Exercise data:

================

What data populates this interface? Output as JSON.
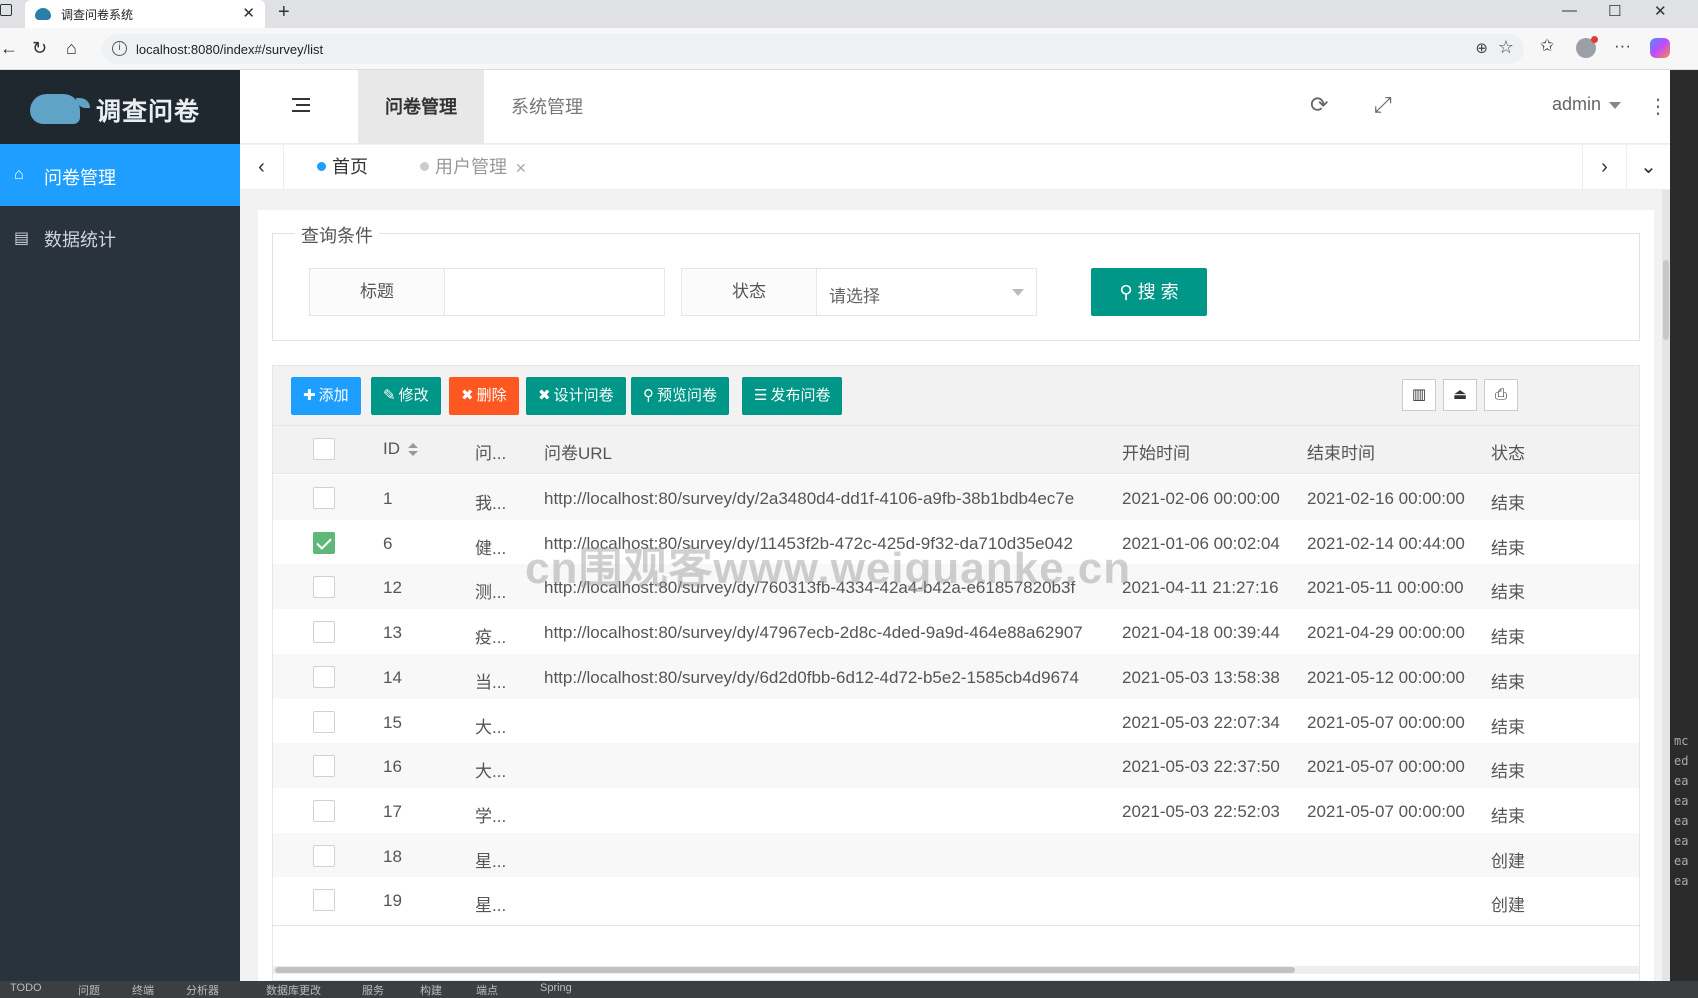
{
  "browser": {
    "tab_title": "调查问卷系统",
    "url": "localhost:8080/index#/survey/list"
  },
  "sidebar": {
    "brand": "调查问卷",
    "items": [
      {
        "label": "问卷管理",
        "icon": "home-icon"
      },
      {
        "label": "数据统计",
        "icon": "file-icon"
      }
    ]
  },
  "header": {
    "menus": [
      "问卷管理",
      "系统管理"
    ],
    "user": "admin"
  },
  "tabs": [
    {
      "label": "首页"
    },
    {
      "label": "用户管理"
    }
  ],
  "query": {
    "legend": "查询条件",
    "title_label": "标题",
    "status_label": "状态",
    "status_placeholder": "请选择",
    "search_label": "搜 索"
  },
  "toolbar": {
    "buttons": [
      {
        "label": "添加",
        "icon": "plus-icon",
        "color": "#1e9fff"
      },
      {
        "label": "修改",
        "icon": "pencil-icon",
        "color": "#009688"
      },
      {
        "label": "删除",
        "icon": "x-icon",
        "color": "#ff5722"
      },
      {
        "label": "设计问卷",
        "icon": "x-icon",
        "color": "#009688"
      },
      {
        "label": "预览问卷",
        "icon": "search-icon",
        "color": "#009688"
      },
      {
        "label": "发布问卷",
        "icon": "list-icon",
        "color": "#009688"
      }
    ]
  },
  "table": {
    "columns": [
      "ID",
      "问...",
      "问卷URL",
      "开始时间",
      "结束时间",
      "状态"
    ],
    "rows": [
      {
        "id": "1",
        "title": "我...",
        "url": "http://localhost:80/survey/dy/2a3480d4-dd1f-4106-a9fb-38b1bdb4ec7e",
        "start": "2021-02-06 00:00:00",
        "end": "2021-02-16 00:00:00",
        "status": "结束",
        "checked": false
      },
      {
        "id": "6",
        "title": "健...",
        "url": "http://localhost:80/survey/dy/11453f2b-472c-425d-9f32-da710d35e042",
        "start": "2021-01-06 00:02:04",
        "end": "2021-02-14 00:44:00",
        "status": "结束",
        "checked": true
      },
      {
        "id": "12",
        "title": "测...",
        "url": "http://localhost:80/survey/dy/760313fb-4334-42a4-b42a-e61857820b3f",
        "start": "2021-04-11 21:27:16",
        "end": "2021-05-11 00:00:00",
        "status": "结束",
        "checked": false
      },
      {
        "id": "13",
        "title": "疫...",
        "url": "http://localhost:80/survey/dy/47967ecb-2d8c-4ded-9a9d-464e88a62907",
        "start": "2021-04-18 00:39:44",
        "end": "2021-04-29 00:00:00",
        "status": "结束",
        "checked": false
      },
      {
        "id": "14",
        "title": "当...",
        "url": "http://localhost:80/survey/dy/6d2d0fbb-6d12-4d72-b5e2-1585cb4d9674",
        "start": "2021-05-03 13:58:38",
        "end": "2021-05-12 00:00:00",
        "status": "结束",
        "checked": false
      },
      {
        "id": "15",
        "title": "大...",
        "url": "",
        "start": "2021-05-03 22:07:34",
        "end": "2021-05-07 00:00:00",
        "status": "结束",
        "checked": false
      },
      {
        "id": "16",
        "title": "大...",
        "url": "",
        "start": "2021-05-03 22:37:50",
        "end": "2021-05-07 00:00:00",
        "status": "结束",
        "checked": false
      },
      {
        "id": "17",
        "title": "学...",
        "url": "",
        "start": "2021-05-03 22:52:03",
        "end": "2021-05-07 00:00:00",
        "status": "结束",
        "checked": false
      },
      {
        "id": "18",
        "title": "星...",
        "url": "",
        "start": "",
        "end": "",
        "status": "创建",
        "checked": false
      },
      {
        "id": "19",
        "title": "星...",
        "url": "",
        "start": "",
        "end": "",
        "status": "创建",
        "checked": false
      }
    ]
  },
  "watermark": "cn围观客www.weiguanke.cn",
  "ide_side": [
    "mc",
    "ed",
    "ea",
    "ea",
    "ea",
    "ea",
    "ea",
    "ea"
  ],
  "statusbar": [
    "TODO",
    "问题",
    "终端",
    "分析器",
    "数据库更改",
    "服务",
    "构建",
    "端点",
    "Spring"
  ],
  "colors": {
    "sidebar_bg": "#28333e",
    "active_blue": "#1e9fff",
    "primary_green": "#009688",
    "danger_orange": "#ff5722"
  }
}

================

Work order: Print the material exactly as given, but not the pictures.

Exercise answer:
What data populates this interface? Output as JSON.
{
  "browser": {
    "tab_title": "调查问卷系统",
    "url": "localhost:8080/index#/survey/list"
  },
  "sidebar": {
    "brand": "调查问卷",
    "items": [
      {
        "label": "问卷管理",
        "icon": "home-icon"
      },
      {
        "label": "数据统计",
        "icon": "file-icon"
      }
    ]
  },
  "header": {
    "menus": [
      "问卷管理",
      "系统管理"
    ],
    "user": "admin"
  },
  "tabs": [
    {
      "label": "首页"
    },
    {
      "label": "用户管理"
    }
  ],
  "query": {
    "legend": "查询条件",
    "title_label": "标题",
    "status_label": "状态",
    "status_placeholder": "请选择",
    "search_label": "搜 索"
  },
  "toolbar": {
    "buttons": [
      {
        "label": "添加",
        "icon": "plus-icon",
        "color": "#1e9fff"
      },
      {
        "label": "修改",
        "icon": "pencil-icon",
        "color": "#009688"
      },
      {
        "label": "删除",
        "icon": "x-icon",
        "color": "#ff5722"
      },
      {
        "label": "设计问卷",
        "icon": "x-icon",
        "color": "#009688"
      },
      {
        "label": "预览问卷",
        "icon": "search-icon",
        "color": "#009688"
      },
      {
        "label": "发布问卷",
        "icon": "list-icon",
        "color": "#009688"
      }
    ]
  },
  "table": {
    "columns": [
      "ID",
      "问...",
      "问卷URL",
      "开始时间",
      "结束时间",
      "状态"
    ],
    "rows": [
      {
        "id": "1",
        "title": "我...",
        "url": "http://localhost:80/survey/dy/2a3480d4-dd1f-4106-a9fb-38b1bdb4ec7e",
        "start": "2021-02-06 00:00:00",
        "end": "2021-02-16 00:00:00",
        "status": "结束",
        "checked": false
      },
      {
        "id": "6",
        "title": "健...",
        "url": "http://localhost:80/survey/dy/11453f2b-472c-425d-9f32-da710d35e042",
        "start": "2021-01-06 00:02:04",
        "end": "2021-02-14 00:44:00",
        "status": "结束",
        "checked": true
      },
      {
        "id": "12",
        "title": "测...",
        "url": "http://localhost:80/survey/dy/760313fb-4334-42a4-b42a-e61857820b3f",
        "start": "2021-04-11 21:27:16",
        "end": "2021-05-11 00:00:00",
        "status": "结束",
        "checked": false
      },
      {
        "id": "13",
        "title": "疫...",
        "url": "http://localhost:80/survey/dy/47967ecb-2d8c-4ded-9a9d-464e88a62907",
        "start": "2021-04-18 00:39:44",
        "end": "2021-04-29 00:00:00",
        "status": "结束",
        "checked": false
      },
      {
        "id": "14",
        "title": "当...",
        "url": "http://localhost:80/survey/dy/6d2d0fbb-6d12-4d72-b5e2-1585cb4d9674",
        "start": "2021-05-03 13:58:38",
        "end": "2021-05-12 00:00:00",
        "status": "结束",
        "checked": false
      },
      {
        "id": "15",
        "title": "大...",
        "url": "",
        "start": "2021-05-03 22:07:34",
        "end": "2021-05-07 00:00:00",
        "status": "结束",
        "checked": false
      },
      {
        "id": "16",
        "title": "大...",
        "url": "",
        "start": "2021-05-03 22:37:50",
        "end": "2021-05-07 00:00:00",
        "status": "结束",
        "checked": false
      },
      {
        "id": "17",
        "title": "学...",
        "url": "",
        "start": "2021-05-03 22:52:03",
        "end": "2021-05-07 00:00:00",
        "status": "结束",
        "checked": false
      },
      {
        "id": "18",
        "title": "星...",
        "url": "",
        "start": "",
        "end": "",
        "status": "创建",
        "checked": false
      },
      {
        "id": "19",
        "title": "星...",
        "url": "",
        "start": "",
        "end": "",
        "status": "创建",
        "checked": false
      }
    ]
  },
  "watermark": "cn围观客www.weiguanke.cn",
  "ide_side": [
    "mc",
    "ed",
    "ea",
    "ea",
    "ea",
    "ea",
    "ea",
    "ea"
  ],
  "statusbar": [
    "TODO",
    "问题",
    "终端",
    "分析器",
    "数据库更改",
    "服务",
    "构建",
    "端点",
    "Spring"
  ],
  "colors": {
    "sidebar_bg": "#28333e",
    "active_blue": "#1e9fff",
    "primary_green": "#009688",
    "danger_orange": "#ff5722"
  }
}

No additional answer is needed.